Exercise directions. Your task is to reproduce the entries below word for word.

(App and web page records)
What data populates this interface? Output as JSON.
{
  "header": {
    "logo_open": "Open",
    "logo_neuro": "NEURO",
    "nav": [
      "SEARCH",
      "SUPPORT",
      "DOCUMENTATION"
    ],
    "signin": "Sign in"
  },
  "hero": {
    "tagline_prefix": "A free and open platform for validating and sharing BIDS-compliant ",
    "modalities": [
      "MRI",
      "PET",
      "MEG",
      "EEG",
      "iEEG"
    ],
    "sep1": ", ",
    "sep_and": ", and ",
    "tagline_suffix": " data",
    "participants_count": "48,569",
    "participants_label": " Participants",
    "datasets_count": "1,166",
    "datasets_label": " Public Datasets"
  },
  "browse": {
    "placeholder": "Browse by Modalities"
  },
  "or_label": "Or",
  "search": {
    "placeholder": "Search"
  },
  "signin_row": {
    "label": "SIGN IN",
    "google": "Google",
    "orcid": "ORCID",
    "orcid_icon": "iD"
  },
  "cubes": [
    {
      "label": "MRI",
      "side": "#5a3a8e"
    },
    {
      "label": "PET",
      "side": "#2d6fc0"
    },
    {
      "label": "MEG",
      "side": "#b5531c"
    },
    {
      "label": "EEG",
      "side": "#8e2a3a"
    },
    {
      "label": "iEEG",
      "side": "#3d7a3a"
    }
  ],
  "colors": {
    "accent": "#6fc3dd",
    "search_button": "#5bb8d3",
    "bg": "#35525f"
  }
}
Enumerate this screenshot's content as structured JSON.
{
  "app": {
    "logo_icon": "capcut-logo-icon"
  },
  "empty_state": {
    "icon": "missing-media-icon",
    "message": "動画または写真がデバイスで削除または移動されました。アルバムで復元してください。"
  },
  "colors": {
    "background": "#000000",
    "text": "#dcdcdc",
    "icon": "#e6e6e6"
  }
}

The completed task.
What data populates this interface? Output as JSON.
{
  "header": {
    "logo_open": "Open",
    "logo_neuro": "NEURO",
    "nav": [
      "SEARCH",
      "SUPPORT",
      "DOCUMENTATION"
    ],
    "signin": "Sign in"
  },
  "hero": {
    "tagline_prefix": "A free and open platform for validating and sharing BIDS-compliant ",
    "modalities": [
      "MRI",
      "PET",
      "MEG",
      "EEG",
      "iEEG"
    ],
    "sep1": ", ",
    "sep_and": ", and ",
    "tagline_suffix": " data",
    "participants_count": "48,569",
    "participants_label": " Participants",
    "datasets_count": "1,166",
    "datasets_label": " Public Datasets"
  },
  "browse": {
    "placeholder": "Browse by Modalities"
  },
  "or_label": "Or",
  "search": {
    "placeholder": "Search"
  },
  "signin_row": {
    "label": "SIGN IN",
    "google": "Google",
    "orcid": "ORCID",
    "orcid_icon": "iD"
  },
  "cubes": [
    {
      "label": "MRI",
      "side": "#5a3a8e"
    },
    {
      "label": "PET",
      "side": "#2d6fc0"
    },
    {
      "label": "MEG",
      "side": "#b5531c"
    },
    {
      "label": "EEG",
      "side": "#8e2a3a"
    },
    {
      "label": "iEEG",
      "side": "#3d7a3a"
    }
  ],
  "colors": {
    "accent": "#6fc3dd",
    "search_button": "#5bb8d3",
    "bg": "#35525f"
  }
}
Enumerate this screenshot's content as structured JSON.
{
  "app": {
    "logo_icon": "capcut-logo-icon"
  },
  "empty_state": {
    "icon": "missing-media-icon",
    "message": "動画または写真がデバイスで削除または移動されました。アルバムで復元してください。"
  },
  "colors": {
    "background": "#000000",
    "text": "#dcdcdc",
    "icon": "#e6e6e6"
  }
}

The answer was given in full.